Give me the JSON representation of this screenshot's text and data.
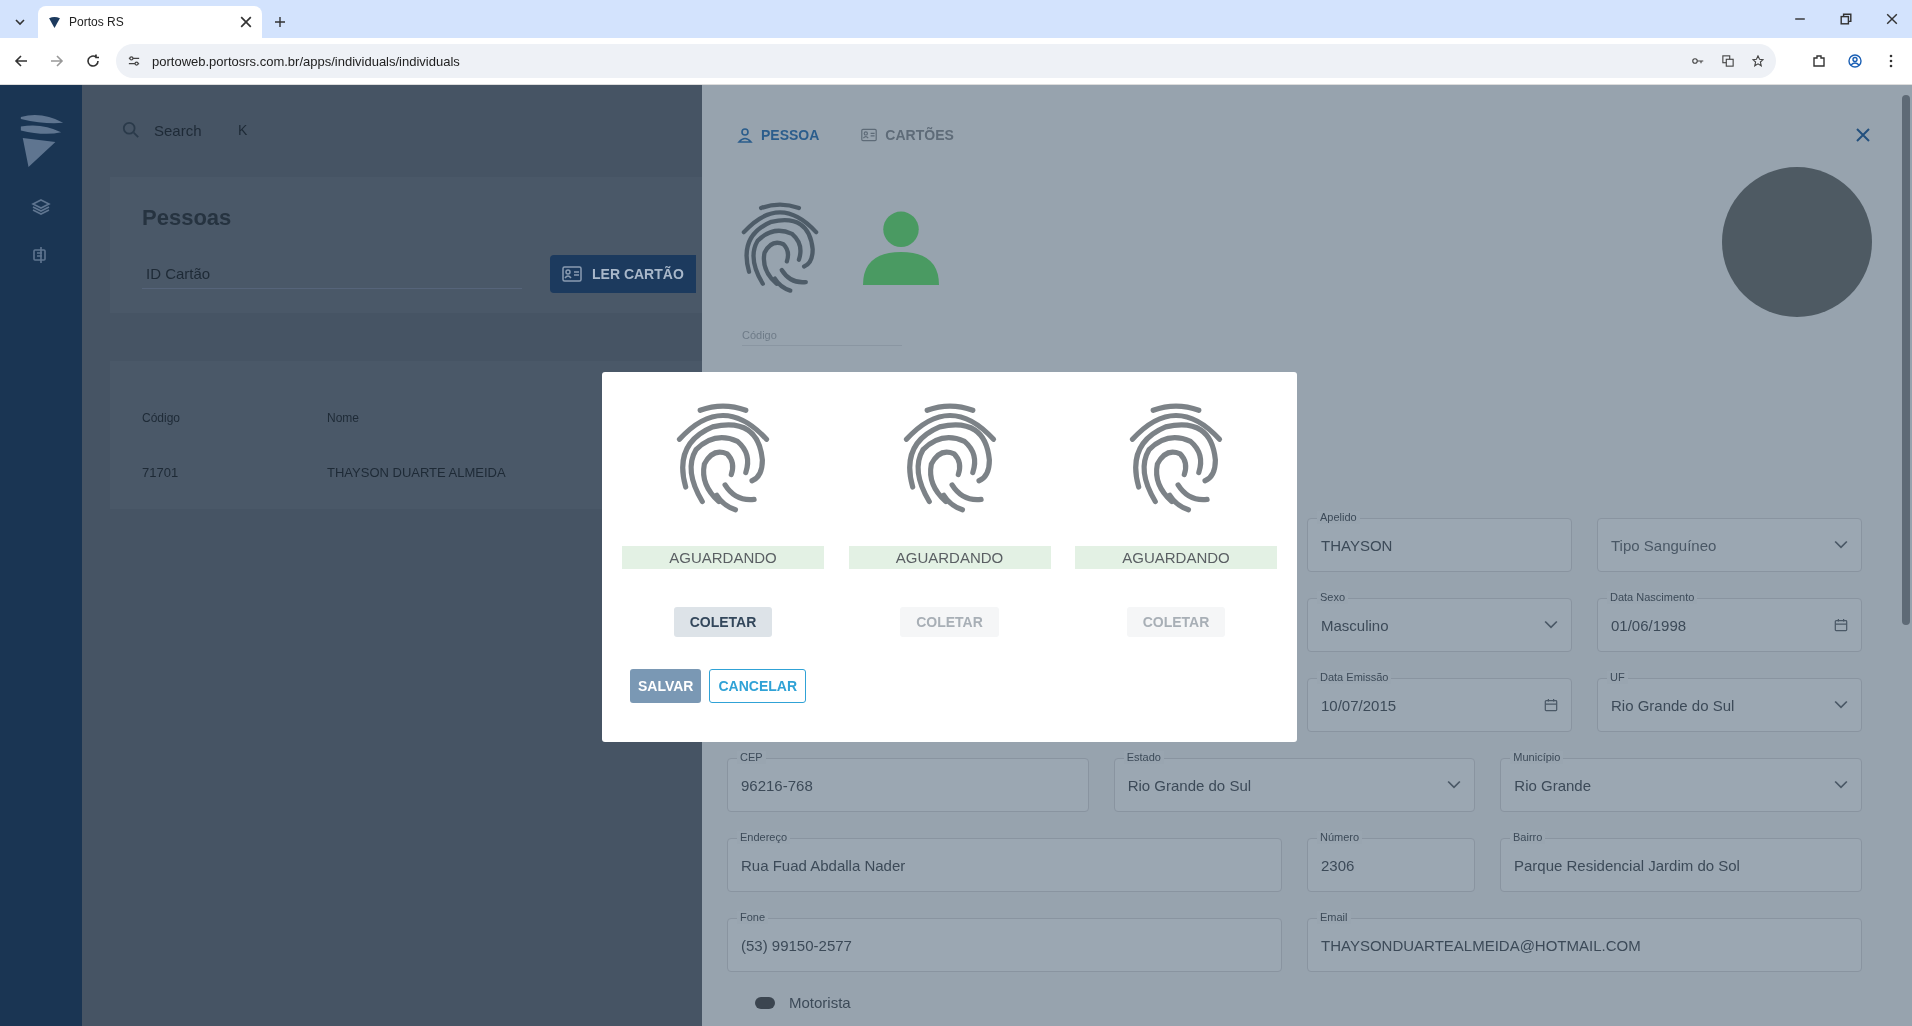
{
  "browser": {
    "tab_title": "Portos RS",
    "url": "portoweb.portosrs.com.br/apps/individuals/individuals"
  },
  "list_page": {
    "search_placeholder": "Search",
    "search_shortcut": "K",
    "title": "Pessoas",
    "card_field_placeholder": "ID Cartão",
    "read_button": "LER CARTÃO",
    "table": {
      "columns": [
        "Código",
        "Nome"
      ],
      "rows": [
        [
          "71701",
          "THAYSON DUARTE ALMEIDA"
        ]
      ]
    }
  },
  "drawer": {
    "tabs": [
      {
        "label": "PESSOA",
        "selected": true
      },
      {
        "label": "CARTÕES",
        "selected": false
      }
    ],
    "code_label": "Código",
    "form_rows": [
      {
        "fields": [
          {
            "kind": "text",
            "label": "Apelido",
            "value": "THAYSON"
          },
          {
            "kind": "select",
            "placeholder": "Tipo Sanguíneo"
          }
        ]
      },
      {
        "fields": [
          {
            "kind": "select",
            "label": "Sexo",
            "value": "Masculino"
          },
          {
            "kind": "date",
            "label": "Data Nascimento",
            "value": "01/06/1998"
          }
        ]
      },
      {
        "fields": [
          {
            "kind": "date",
            "label": "Data Emissão",
            "value": "10/07/2015"
          },
          {
            "kind": "select",
            "label": "UF",
            "value": "Rio Grande do Sul"
          }
        ]
      },
      {
        "fields": [
          {
            "kind": "text",
            "label": "CEP",
            "value": "96216-768"
          },
          {
            "kind": "select",
            "label": "Estado",
            "value": "Rio Grande do Sul"
          },
          {
            "kind": "select",
            "label": "Município",
            "value": "Rio Grande"
          }
        ]
      },
      {
        "fields": [
          {
            "kind": "text",
            "label": "Endereço",
            "value": "Rua Fuad Abdalla Nader"
          },
          {
            "kind": "text",
            "label": "Número",
            "value": "2306"
          },
          {
            "kind": "text",
            "label": "Bairro",
            "value": "Parque Residencial Jardim do Sol"
          }
        ]
      },
      {
        "fields": [
          {
            "kind": "text",
            "label": "Fone",
            "value": "(53) 99150-2577"
          },
          {
            "kind": "text",
            "label": "Email",
            "value": "THAYSONDUARTEALMEIDA@HOTMAIL.COM"
          }
        ]
      }
    ],
    "toggle": {
      "label": "Motorista",
      "on": false
    }
  },
  "dialog": {
    "fingers": [
      {
        "status": "AGUARDANDO",
        "button": "COLETAR",
        "disabled": false
      },
      {
        "status": "AGUARDANDO",
        "button": "COLETAR",
        "disabled": true
      },
      {
        "status": "AGUARDANDO",
        "button": "COLETAR",
        "disabled": true
      }
    ],
    "save": "SALVAR",
    "cancel": "CANCELAR"
  }
}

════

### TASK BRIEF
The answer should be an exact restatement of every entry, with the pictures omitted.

### PROBLEM SOLUTION
Give me the JSON representation of this screenshot's text and data.
{
  "browser": {
    "tab_title": "Portos RS",
    "url": "portoweb.portosrs.com.br/apps/individuals/individuals"
  },
  "list_page": {
    "search_placeholder": "Search",
    "search_shortcut": "K",
    "title": "Pessoas",
    "card_field_placeholder": "ID Cartão",
    "read_button": "LER CARTÃO",
    "table": {
      "columns": [
        "Código",
        "Nome"
      ],
      "rows": [
        [
          "71701",
          "THAYSON DUARTE ALMEIDA"
        ]
      ]
    }
  },
  "drawer": {
    "tabs": [
      {
        "label": "PESSOA",
        "selected": true
      },
      {
        "label": "CARTÕES",
        "selected": false
      }
    ],
    "code_label": "Código",
    "form_rows": [
      {
        "fields": [
          {
            "kind": "text",
            "label": "Apelido",
            "value": "THAYSON"
          },
          {
            "kind": "select",
            "placeholder": "Tipo Sanguíneo"
          }
        ]
      },
      {
        "fields": [
          {
            "kind": "select",
            "label": "Sexo",
            "value": "Masculino"
          },
          {
            "kind": "date",
            "label": "Data Nascimento",
            "value": "01/06/1998"
          }
        ]
      },
      {
        "fields": [
          {
            "kind": "date",
            "label": "Data Emissão",
            "value": "10/07/2015"
          },
          {
            "kind": "select",
            "label": "UF",
            "value": "Rio Grande do Sul"
          }
        ]
      },
      {
        "fields": [
          {
            "kind": "text",
            "label": "CEP",
            "value": "96216-768"
          },
          {
            "kind": "select",
            "label": "Estado",
            "value": "Rio Grande do Sul"
          },
          {
            "kind": "select",
            "label": "Município",
            "value": "Rio Grande"
          }
        ]
      },
      {
        "fields": [
          {
            "kind": "text",
            "label": "Endereço",
            "value": "Rua Fuad Abdalla Nader"
          },
          {
            "kind": "text",
            "label": "Número",
            "value": "2306"
          },
          {
            "kind": "text",
            "label": "Bairro",
            "value": "Parque Residencial Jardim do Sol"
          }
        ]
      },
      {
        "fields": [
          {
            "kind": "text",
            "label": "Fone",
            "value": "(53) 99150-2577"
          },
          {
            "kind": "text",
            "label": "Email",
            "value": "THAYSONDUARTEALMEIDA@HOTMAIL.COM"
          }
        ]
      }
    ],
    "toggle": {
      "label": "Motorista",
      "on": false
    }
  },
  "dialog": {
    "fingers": [
      {
        "status": "AGUARDANDO",
        "button": "COLETAR",
        "disabled": false
      },
      {
        "status": "AGUARDANDO",
        "button": "COLETAR",
        "disabled": true
      },
      {
        "status": "AGUARDANDO",
        "button": "COLETAR",
        "disabled": true
      }
    ],
    "save": "SALVAR",
    "cancel": "CANCELAR"
  }
}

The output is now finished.